I know a few who love foreign travel. They assume that people are fundamentally the same, and delight in finding the superficial differences, the spices that make the human stew an infinitely varied source of nourishment.

I admire the hell out of them. Because unlike them, my first reptilian-brain instinct is to go to fear-based judgment. An all-too American response, I think. All right, OK—maybe it’s just me.

Here’s what I’m re-discovering on this trip:

• Judgment feeds on fear.
• Fear feasts on ignorance.
• Ignorance fades when one can hear others—in their terms.
• Our ability to influence depends on our willingness to be influenced.
• Our similarities far outweigh our differences.
• Our behavior in groups mirrors our behavior as individuals.

My personal road to growth has been exposure to others. For me as an American, the benefit of international travel is enormous. Yet only something like 20% of us have a passport. Absurdly few of us speak another language—usually poorly at that.

But what’s the link between individuals and groups? Does the road to corporate trustworthiness go through the individual?

Some see trust issues mainly as group issues. I’m more inclined to see groups as aggregations of individuals. Let’s assume and explore—at the risk of touching on politics—the latter.

Marriage-researcher John Gottman says marriages work best when we are vulnerable to and influenceable by our mates. They’re worst when we judge, shut down, and insist on changing the other.

Might nations be the same? Mark Twain says, "Travel is fatal to prejudice, bigotry and narrow-mindedness."

If Gottman’s observation extends to group behavior, then exposure to the world influences us. And, thereby, gives us influence.

Consider foreign student exchange programs, and how deeply they promote understanding. We could afford to spend $10,000 per head to send 500,000 Americans abroad to be influenced, and the same amount to bring 500,000 influenceable foreigners here—all for the cost of about two months’ spending on the Iraq war. With, arguably, better results. In any case, we could use a bit more of that perspective.

One of our presidential candidates said, “the security of the American people is inextricably linked to the security of all people.” It is no accident that this candidate “has a grandmother living in a hut on the shores of Lake Victoria and a sister who’s half-Indonesian, married to a Chinese-Canadian.” (Hint: it’s not Giuliani). We could use a bit of that kind of perspective too.

Peter Jennings—famously traveled—said, “Whenever I see a coin, I’ve learned to turn it over to see the other side.” We need a bit more of that view, I think.

My suggestions for travel in a new country or city:

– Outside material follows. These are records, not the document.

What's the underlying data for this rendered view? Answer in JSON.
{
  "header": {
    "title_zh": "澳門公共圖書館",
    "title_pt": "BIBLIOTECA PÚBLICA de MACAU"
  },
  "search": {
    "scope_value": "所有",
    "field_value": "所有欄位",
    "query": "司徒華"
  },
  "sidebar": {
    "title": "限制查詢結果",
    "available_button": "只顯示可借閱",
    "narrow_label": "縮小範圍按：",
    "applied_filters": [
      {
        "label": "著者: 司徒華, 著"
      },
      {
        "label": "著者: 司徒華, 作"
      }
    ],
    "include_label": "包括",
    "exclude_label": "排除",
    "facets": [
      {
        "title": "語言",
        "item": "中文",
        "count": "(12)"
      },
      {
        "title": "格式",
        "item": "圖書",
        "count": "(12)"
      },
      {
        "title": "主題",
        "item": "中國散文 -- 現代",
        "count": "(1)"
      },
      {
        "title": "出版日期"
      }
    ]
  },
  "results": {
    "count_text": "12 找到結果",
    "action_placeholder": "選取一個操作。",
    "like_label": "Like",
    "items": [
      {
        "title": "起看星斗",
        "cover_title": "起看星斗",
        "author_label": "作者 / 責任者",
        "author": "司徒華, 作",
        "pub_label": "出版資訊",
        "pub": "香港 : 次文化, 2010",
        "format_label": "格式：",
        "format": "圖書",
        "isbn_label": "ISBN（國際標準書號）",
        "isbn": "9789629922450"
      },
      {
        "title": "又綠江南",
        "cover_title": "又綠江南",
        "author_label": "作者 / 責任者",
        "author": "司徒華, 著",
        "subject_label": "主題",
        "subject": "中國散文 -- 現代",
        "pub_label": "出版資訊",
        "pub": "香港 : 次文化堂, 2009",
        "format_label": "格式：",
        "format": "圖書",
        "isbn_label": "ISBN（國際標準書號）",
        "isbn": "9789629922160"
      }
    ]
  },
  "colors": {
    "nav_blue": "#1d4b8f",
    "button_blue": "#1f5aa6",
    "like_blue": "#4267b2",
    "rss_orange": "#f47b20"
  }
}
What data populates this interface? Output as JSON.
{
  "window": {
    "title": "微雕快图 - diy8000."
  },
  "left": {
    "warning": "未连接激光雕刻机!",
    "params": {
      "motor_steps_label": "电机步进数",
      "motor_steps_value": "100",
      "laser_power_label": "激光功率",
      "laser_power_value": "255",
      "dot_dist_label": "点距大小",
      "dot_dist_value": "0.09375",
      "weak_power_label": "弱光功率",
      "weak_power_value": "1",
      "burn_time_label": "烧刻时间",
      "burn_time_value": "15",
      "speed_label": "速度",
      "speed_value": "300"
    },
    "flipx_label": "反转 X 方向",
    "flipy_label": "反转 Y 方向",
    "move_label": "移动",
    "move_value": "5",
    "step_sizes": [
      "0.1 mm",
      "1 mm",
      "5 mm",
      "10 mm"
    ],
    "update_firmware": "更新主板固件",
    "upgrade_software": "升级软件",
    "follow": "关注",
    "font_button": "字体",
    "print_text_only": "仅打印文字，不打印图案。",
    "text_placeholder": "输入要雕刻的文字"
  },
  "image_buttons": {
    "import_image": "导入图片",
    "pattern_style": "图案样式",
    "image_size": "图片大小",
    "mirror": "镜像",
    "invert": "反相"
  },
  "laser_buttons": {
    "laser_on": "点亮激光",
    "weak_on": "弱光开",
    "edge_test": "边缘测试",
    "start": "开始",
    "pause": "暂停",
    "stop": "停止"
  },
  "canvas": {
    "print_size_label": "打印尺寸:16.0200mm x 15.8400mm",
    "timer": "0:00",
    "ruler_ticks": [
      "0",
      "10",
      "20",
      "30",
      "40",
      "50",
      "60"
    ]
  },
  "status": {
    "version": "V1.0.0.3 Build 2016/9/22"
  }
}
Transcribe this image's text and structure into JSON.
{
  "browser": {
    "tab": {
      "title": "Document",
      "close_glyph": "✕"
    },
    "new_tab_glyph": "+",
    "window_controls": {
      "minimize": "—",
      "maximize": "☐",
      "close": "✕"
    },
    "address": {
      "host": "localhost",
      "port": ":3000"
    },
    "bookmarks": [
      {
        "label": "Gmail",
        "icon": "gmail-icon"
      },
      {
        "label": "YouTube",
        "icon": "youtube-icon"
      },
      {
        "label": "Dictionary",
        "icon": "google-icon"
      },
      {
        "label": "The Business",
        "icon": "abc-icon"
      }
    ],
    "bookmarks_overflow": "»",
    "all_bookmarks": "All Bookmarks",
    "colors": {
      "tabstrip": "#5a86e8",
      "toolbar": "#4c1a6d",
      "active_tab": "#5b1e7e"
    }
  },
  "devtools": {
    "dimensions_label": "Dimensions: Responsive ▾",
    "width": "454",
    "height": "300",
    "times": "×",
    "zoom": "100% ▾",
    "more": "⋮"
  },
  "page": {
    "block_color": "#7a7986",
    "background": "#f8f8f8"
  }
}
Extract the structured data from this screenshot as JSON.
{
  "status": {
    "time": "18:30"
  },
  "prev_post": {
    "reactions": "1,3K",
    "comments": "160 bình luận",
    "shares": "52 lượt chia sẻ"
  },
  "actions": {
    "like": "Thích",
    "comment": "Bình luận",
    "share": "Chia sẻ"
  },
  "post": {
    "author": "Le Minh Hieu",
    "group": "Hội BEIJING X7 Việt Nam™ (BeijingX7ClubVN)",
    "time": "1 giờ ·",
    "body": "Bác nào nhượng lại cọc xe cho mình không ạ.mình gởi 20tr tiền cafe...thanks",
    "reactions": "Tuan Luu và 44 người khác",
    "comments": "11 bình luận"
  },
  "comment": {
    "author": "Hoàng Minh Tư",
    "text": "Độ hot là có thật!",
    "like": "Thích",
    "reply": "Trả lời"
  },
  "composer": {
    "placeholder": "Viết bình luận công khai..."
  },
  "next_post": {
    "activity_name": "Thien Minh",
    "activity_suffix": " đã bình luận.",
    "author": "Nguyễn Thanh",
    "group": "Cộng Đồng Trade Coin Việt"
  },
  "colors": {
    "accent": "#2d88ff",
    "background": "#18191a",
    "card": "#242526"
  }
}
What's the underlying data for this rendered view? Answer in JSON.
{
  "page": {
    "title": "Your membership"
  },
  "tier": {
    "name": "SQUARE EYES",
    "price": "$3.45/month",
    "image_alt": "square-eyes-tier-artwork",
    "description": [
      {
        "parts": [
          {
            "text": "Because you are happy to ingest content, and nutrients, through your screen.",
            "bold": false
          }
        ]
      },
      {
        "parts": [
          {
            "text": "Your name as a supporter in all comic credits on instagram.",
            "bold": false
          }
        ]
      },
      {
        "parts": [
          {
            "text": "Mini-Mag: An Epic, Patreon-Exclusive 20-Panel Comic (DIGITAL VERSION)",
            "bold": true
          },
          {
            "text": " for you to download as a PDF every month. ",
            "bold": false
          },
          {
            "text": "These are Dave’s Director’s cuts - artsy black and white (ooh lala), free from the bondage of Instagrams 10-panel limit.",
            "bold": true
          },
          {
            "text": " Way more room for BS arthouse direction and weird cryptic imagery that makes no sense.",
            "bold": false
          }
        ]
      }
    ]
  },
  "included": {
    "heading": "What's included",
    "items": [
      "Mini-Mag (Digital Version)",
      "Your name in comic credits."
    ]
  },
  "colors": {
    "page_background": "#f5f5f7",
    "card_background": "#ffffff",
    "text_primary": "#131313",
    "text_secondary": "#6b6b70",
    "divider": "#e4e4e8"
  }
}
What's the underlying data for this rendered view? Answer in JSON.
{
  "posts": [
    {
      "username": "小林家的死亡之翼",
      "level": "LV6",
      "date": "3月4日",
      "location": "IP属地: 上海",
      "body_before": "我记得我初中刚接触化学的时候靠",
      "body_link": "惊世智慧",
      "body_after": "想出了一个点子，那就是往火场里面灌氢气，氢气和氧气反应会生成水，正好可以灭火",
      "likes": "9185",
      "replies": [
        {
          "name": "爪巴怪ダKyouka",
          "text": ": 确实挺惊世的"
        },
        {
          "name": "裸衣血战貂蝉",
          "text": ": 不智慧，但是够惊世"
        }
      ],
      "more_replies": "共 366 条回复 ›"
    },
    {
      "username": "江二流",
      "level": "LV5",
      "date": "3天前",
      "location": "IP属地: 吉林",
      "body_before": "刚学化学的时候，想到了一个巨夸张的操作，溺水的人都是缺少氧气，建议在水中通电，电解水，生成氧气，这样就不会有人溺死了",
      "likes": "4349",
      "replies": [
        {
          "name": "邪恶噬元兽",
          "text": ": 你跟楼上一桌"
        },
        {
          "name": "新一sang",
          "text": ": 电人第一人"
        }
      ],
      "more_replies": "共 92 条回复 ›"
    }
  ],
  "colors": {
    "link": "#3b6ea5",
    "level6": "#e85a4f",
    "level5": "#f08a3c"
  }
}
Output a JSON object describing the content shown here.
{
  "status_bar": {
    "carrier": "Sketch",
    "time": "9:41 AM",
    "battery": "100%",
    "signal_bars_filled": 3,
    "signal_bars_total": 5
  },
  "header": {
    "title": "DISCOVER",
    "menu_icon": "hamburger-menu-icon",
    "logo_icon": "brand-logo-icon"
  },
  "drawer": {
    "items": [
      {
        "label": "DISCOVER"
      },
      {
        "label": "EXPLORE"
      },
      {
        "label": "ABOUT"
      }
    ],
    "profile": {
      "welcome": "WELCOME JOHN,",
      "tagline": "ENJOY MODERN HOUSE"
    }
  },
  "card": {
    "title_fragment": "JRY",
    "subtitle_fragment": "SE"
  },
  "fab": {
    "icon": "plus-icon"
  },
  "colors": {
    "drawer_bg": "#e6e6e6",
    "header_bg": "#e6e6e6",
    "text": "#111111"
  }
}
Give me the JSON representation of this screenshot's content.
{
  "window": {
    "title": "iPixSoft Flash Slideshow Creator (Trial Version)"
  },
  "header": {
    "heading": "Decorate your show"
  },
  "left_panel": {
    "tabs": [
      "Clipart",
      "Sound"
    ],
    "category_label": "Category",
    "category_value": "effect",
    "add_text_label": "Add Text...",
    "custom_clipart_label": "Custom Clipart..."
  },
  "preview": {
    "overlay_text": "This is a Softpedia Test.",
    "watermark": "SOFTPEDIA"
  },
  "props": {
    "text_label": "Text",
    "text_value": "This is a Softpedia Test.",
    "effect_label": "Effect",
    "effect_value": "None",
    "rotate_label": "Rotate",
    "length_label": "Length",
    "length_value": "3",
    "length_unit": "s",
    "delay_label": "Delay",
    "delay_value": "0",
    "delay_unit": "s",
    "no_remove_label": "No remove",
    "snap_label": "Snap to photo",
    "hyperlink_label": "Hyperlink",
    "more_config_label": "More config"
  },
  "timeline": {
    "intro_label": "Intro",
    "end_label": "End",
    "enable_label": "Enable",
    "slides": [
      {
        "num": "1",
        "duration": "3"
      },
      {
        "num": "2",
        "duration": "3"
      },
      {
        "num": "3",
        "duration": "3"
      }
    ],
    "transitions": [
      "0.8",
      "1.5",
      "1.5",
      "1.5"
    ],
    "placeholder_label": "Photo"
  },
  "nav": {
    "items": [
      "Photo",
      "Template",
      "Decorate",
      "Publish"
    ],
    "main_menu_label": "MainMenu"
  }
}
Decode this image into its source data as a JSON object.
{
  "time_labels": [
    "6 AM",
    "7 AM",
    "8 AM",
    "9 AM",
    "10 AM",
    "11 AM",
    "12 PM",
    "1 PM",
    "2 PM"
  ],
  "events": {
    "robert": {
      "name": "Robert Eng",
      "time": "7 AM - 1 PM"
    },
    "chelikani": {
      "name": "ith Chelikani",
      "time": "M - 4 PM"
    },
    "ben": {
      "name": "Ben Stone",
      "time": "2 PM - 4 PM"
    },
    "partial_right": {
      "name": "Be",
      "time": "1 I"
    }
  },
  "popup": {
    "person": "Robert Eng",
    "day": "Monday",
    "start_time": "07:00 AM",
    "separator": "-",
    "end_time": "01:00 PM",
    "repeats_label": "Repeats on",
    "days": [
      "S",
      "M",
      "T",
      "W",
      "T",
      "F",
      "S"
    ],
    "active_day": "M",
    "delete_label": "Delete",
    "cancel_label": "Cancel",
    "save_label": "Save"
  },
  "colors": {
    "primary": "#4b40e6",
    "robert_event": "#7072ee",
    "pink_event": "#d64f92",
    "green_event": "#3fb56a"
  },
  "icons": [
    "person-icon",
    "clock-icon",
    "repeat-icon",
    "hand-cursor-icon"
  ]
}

  1. First, go walking. A lot. For hours. With no goal but to experience.
  2. Invest a few hours in the national historical museum.
  3. Find a local restaurant without using the concierge or guidebook.
  4. Be curious, not judgmental.

We need a bit of that too. Well, I do anyway.